On February 23, 2016, I was contacted by a reporter for Fox News who was writing an Internet article on Gwyneth Paltrow’s recent stalking trial involving an individual who had stalked her for multiple years. They wanted me to consult on for said article.
Unfortunately, Gwyneth’s stalker, (note: I purposely do not mention stalkers names because I do not want them to receive any credit) was found not guilty for the jury. Now as to why these jurors voted the way they did, I can only speculate, but before I discuss my thoughts on that I must advise that oftentimes due to the fact that stalking is a course of conduct crime the meaning of course of conduct must be spelled out at time of trial. For the reader we should give you a definition. Course of Conduct is oftentimes defined as—meaning two or more acts transpiring over a period of time, however short, evidencing a continuity of purpose. This course of conduct does not have to have a direct threat—such as I am going to break your back—it does have to contain a credible threat—(and this is rather a long definition from the California Penal Code section 646.9 of for what needs to take place for there to be a viable credible threat) “is a written or verbal threat, including that performed through the use of an electronic communication device, or a threat implied by a pattern of conduct or combination of verbal, written, or electronically communicated statements and conduct, made with the intent to place the person that is the target of the threat in reasonable fear for his or her safety or the safety of his or her family, and made with the apparent ability to carry out the threat so as to cause the person who is the target of the threat to reasonably fear for his or her safety or the safety of his or her family. It is not necessary to prove that defendant had the intent to actually carrying out the threat.” (So in other words, if some idiot conducts a series of acts (which to the normal person would seem odd and threatening) towards his target, and these acts cause him or her to express fear and/emotional distress then the suspect has satisfied the legal definition needed for it to be a credible threat. Now that is done let me move on to what I suspect might have happened in Paltrow’s trial.
- The prosecutor was not able to convince the jury that a credible threat was uttered or expressed by the stalker. (Even though from what little I know about the actual facts of this case, there was plenty of strange and threatening behavior exhibited by Paltrow’s stalker.) Also keep in mind, no matter how well-prepared the prosecution’s case is there are times when juries go south on you.
- Because the jury was advised about the stalker’s previous and probably current “mental” issues they felt that he did not have control over what he was doing and therefore should not face a prison sentence. That is an incorrect assumption because many stalkers exhibit some type of mental disorder; however the mere fact that they stalk shows PLANNING in their behavior—thus they knew exactly what they were doing when they were involved in the crime of stalking.
The bottom line is that whether or not Paltrow’s stalker went to prison or not, he is a winner. Why? Because he was able to lean back in his seat in the courtroom, mere feet from his pray, and leer at her all the while she was squirming and shuddering on the stand. At that time he had exactly what he wanted, dominion and control, and it completely fed his ego. The fact that he was absolved of any criminal wrong-doing in this particular trial also dramatically caused him to be embolden; therefore he will continue to do what he has been for the past several years.

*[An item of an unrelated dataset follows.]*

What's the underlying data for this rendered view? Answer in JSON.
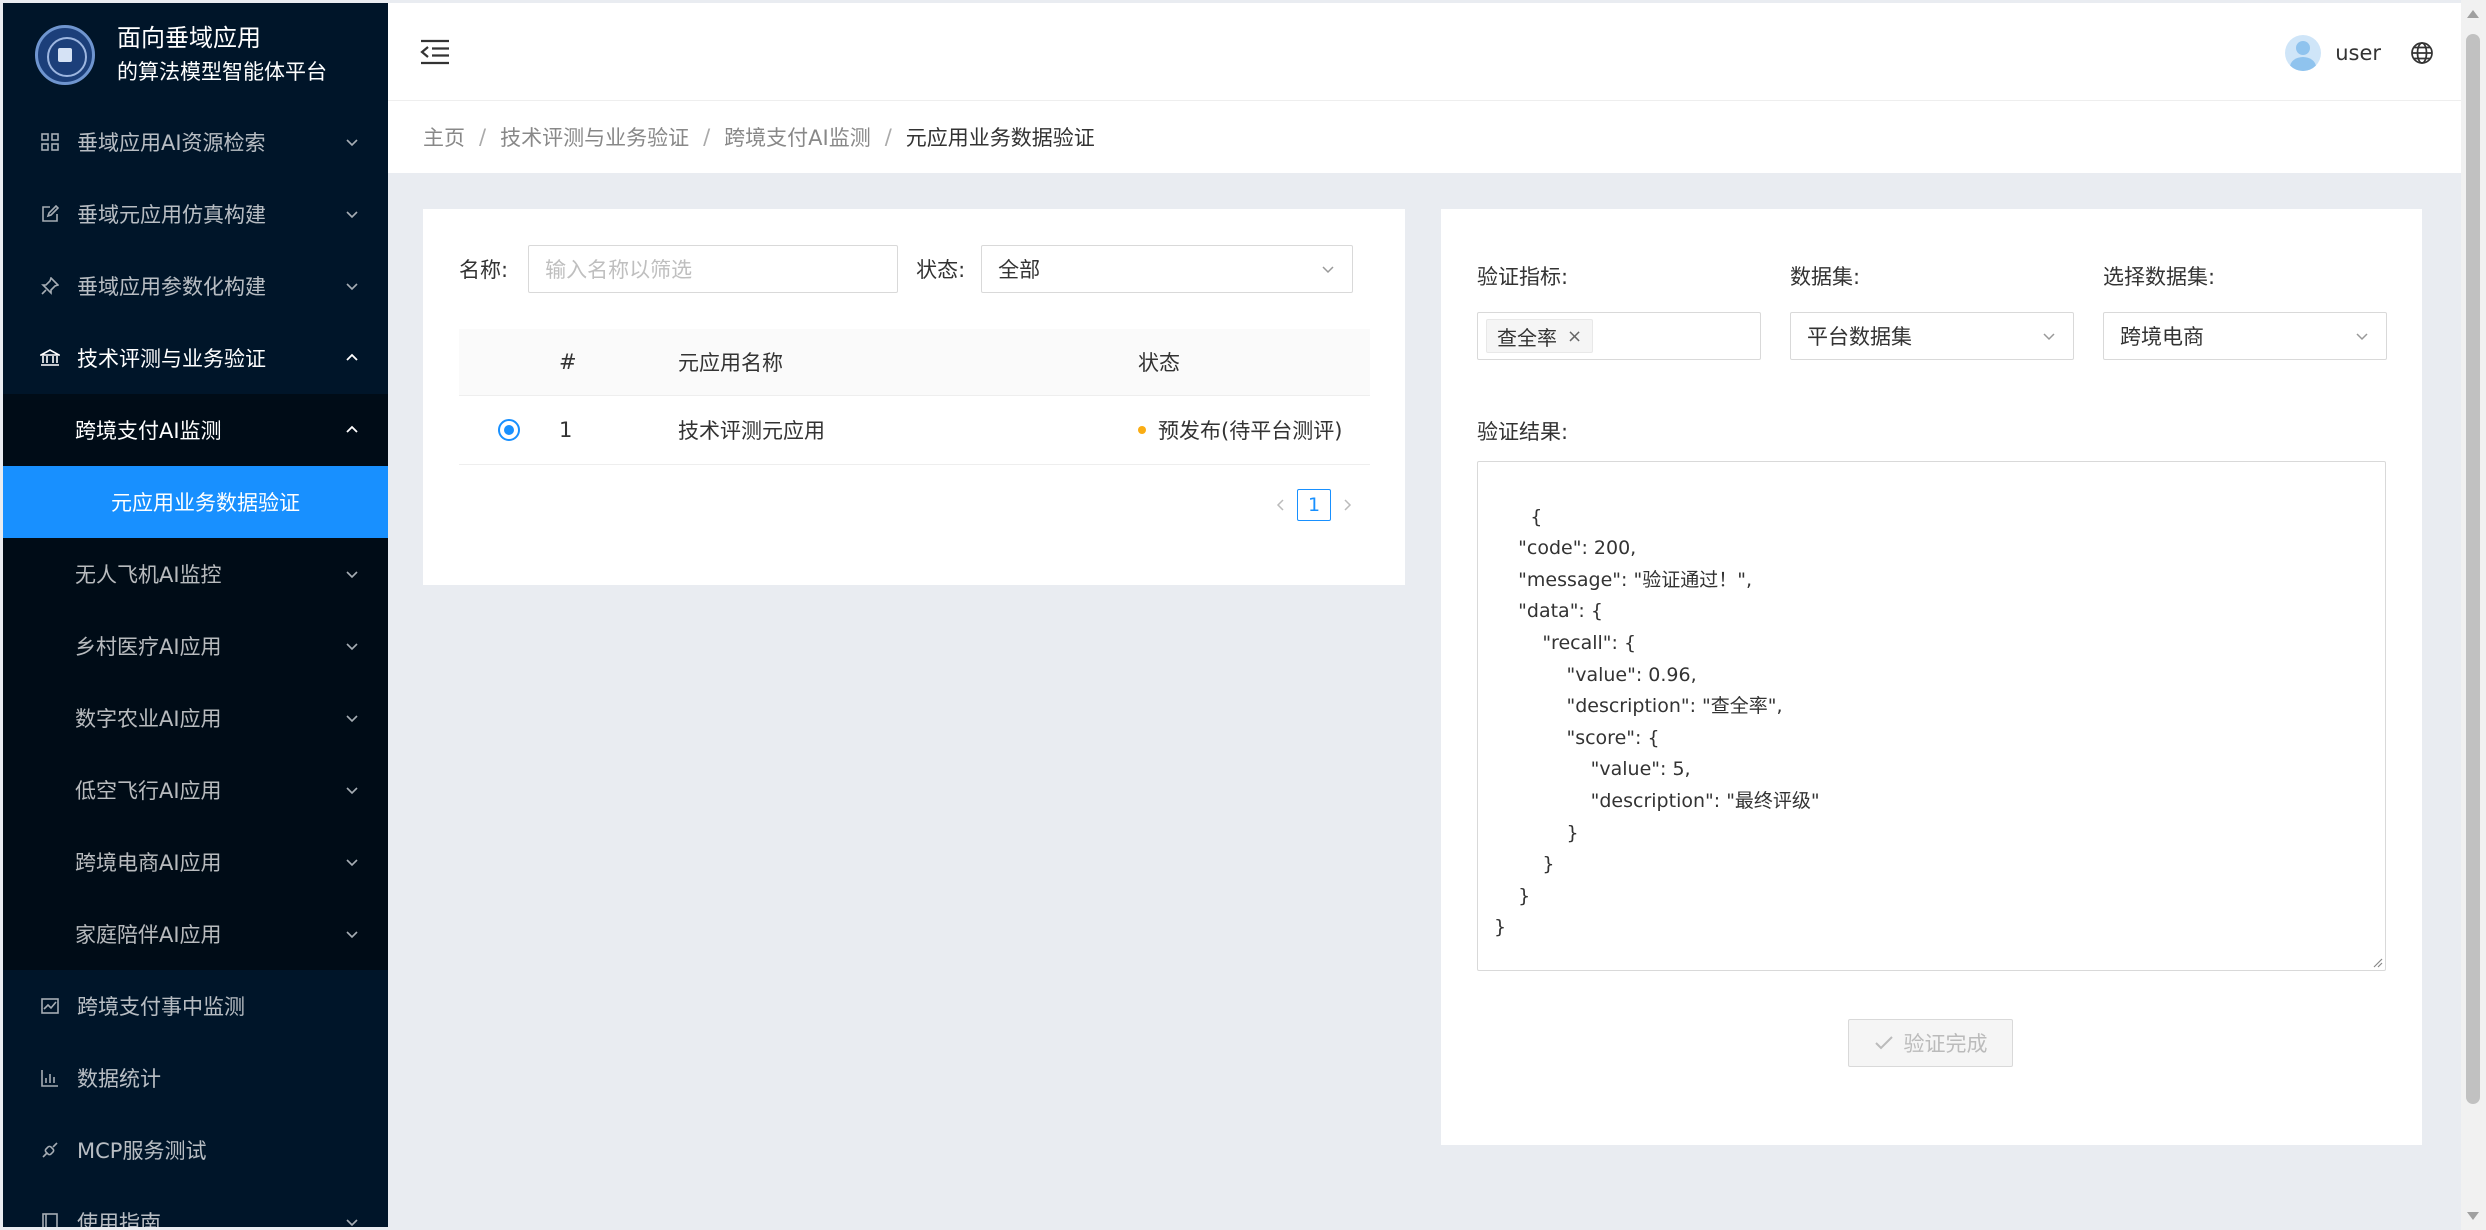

I am sure that Ms Paltrow expressed the extreme anguish she and her family members as well had been exposed to by this assailant. In my opinion, they should easily come to a guilty verdict and placed this individual where he belongs behind bars.